Immediate action needed to avoid humanitarian crisis of refugees in Merak

Immediate action to avoid humanitarian crisis: Australian government must follow words up with action

Ravie Kumar, speaking on behalf of the Tamil-speaking refugees on a boat in Merak harbour, Indonesia, has denied the allegation that the refugees are not wiling to cooperate with the Indonesian authorities.

The refugees have insisted that they are willing to cooperate but not on the basis of being held in a detention camp. Nobody could accept the conditions in these camps, where families are separated and refugees have been detained for up to ten years, never knowing when they will be freed.
The refugees also want UNHCR to process their claims for status as asylum seekers immediately as Indonesia is not a signatory of the UN refugee convention. This means that Indonesia does not have a legal obligation to grant the basic rights of the refugees. This is precisely why the refugees are insisting that the Australian government should not use Indonesia to deflect its obligations under this convention.
The refugees also request decent food and medical supplies. This has not been made available to them despite their appeals. The denial of these basic rights was exposed when 29 year old Mr Jacob Samuel Christian died on 23 December 2009 due to the negligence of the authorities as well as the inadequate food provision.

Dr Brian Senewiratne, a specialist physician with a specialism in gastroenterology and a campaigner for the rights of these refugees in Merak, stated that the patient had needed an immediate transfer to hospital which was fatally delayed. Dr Brian believed that Mr Christian’s life could have been saved had he received proper medical attention. He accused the Indonesian authorities and the Australian government of withholding the required care. Mr Jacob’s body has not yet been returned to his family. The conditions for those on the boat remain the same, putting more lives in danger.

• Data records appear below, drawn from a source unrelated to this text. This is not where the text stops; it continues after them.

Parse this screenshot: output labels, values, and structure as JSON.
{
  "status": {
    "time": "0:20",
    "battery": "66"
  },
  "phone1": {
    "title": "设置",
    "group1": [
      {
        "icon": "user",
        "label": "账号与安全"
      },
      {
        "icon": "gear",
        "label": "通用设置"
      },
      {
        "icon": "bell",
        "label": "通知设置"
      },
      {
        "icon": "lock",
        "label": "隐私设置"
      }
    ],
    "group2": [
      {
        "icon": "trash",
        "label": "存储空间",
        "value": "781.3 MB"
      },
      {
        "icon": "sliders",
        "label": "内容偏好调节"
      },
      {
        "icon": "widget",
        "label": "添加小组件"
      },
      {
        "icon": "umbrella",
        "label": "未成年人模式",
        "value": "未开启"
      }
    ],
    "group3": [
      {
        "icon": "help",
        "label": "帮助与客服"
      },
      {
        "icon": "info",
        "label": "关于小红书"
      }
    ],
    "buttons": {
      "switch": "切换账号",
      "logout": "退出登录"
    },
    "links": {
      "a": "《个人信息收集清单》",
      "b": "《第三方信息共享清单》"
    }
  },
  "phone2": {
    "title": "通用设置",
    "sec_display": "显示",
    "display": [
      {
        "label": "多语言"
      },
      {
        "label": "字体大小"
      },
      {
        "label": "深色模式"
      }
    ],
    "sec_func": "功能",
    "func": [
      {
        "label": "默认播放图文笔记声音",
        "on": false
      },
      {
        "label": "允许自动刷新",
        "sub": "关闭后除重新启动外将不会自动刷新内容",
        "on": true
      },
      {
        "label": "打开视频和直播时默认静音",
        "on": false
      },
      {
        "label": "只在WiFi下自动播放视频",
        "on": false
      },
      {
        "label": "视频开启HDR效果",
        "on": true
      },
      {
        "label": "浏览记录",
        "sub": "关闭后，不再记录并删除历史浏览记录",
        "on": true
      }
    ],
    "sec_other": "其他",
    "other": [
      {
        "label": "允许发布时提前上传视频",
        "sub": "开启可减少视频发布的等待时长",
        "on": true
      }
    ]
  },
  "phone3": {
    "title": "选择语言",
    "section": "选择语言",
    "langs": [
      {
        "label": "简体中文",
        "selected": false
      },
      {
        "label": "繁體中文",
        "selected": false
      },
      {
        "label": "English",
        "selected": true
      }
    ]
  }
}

On 15 December four others were arrested when they left the boat to seek medical treatment and other supplies. On 28 December 2009 a nine year old girl, Vinuja, was suffering from a severe stomach pain and fever. When medical supplies were sought for her and another woman, who had a swollen stomach, the guards refused and are reported to have said ‘come back when your body is cold and die on the ship’. When the refugees continued to beg and plea the guards took only the child, refusing to assist the sick woman or even to allow the child’s mother to accompany her sick daughter.

Only on 30 December when Dr Senewiratne diagnosed acute appendicitis over the phone from Brisbane, Australia and called the local hospital in Merak to arrange an ambulance was the sick woman given any medical attention and taken to hospital. The poor quality of the food and the absence of adequate medical support mean the refugees on the boat face serious health risks.

Activists from Australia visited Merak recently and reported on the horrific conditions on the boat. Madhuni and Saranathan faced difficulties when they attempted to bring resources to the refugees on the boat. They were unable to distribute visa application forms among those on the boat as they had intended. This restriction of the access to activists, media, legal support and anyone wishing to assist the refugees is totally unacceptable.

Since 11 October these refugees have been held on a tiny boat with unbearable conditions. The Australian and Indonesian governments have so far been extremely slow in responding the demands for asylum rights. Speaking to ABC News on Wednesday 30 December, Australian Home Affairs Minister Brendan O’ Connor stated that: “Australia will help resettle some of those on board the boat, but only after their asylum claims are processed by the UN refugee agency” and claimed that Australia has a fair off-shore humanitarian programme.

The refugees welcome this statement but there has been no evidence of an off-shore humanitarian programme when dealing with their case. In fact the Indonesian government, working closely with the Australian government, has denied UNHCR access to the boat. Australia’s so-called ‘Indonesian solution’ to control refugee intake has already called death and a humanitarian crisis.

Tamil Solidarity demands genuine action to resolve the refugees’ desperate situation without wasting a single day. UNHCR must immediately begin the claims process. If the Australian government is serious about a humanitarian solution then it must act immediately to resolve the crisis. It is absolutely disgraceful to knowingly keep these refugees under such harsh conditions. These refugees, who fled enormous repression under the brutal Sri Lankan regime, feel abandoned by the governments. Two months is already too long to wait. Not another day should be wasted.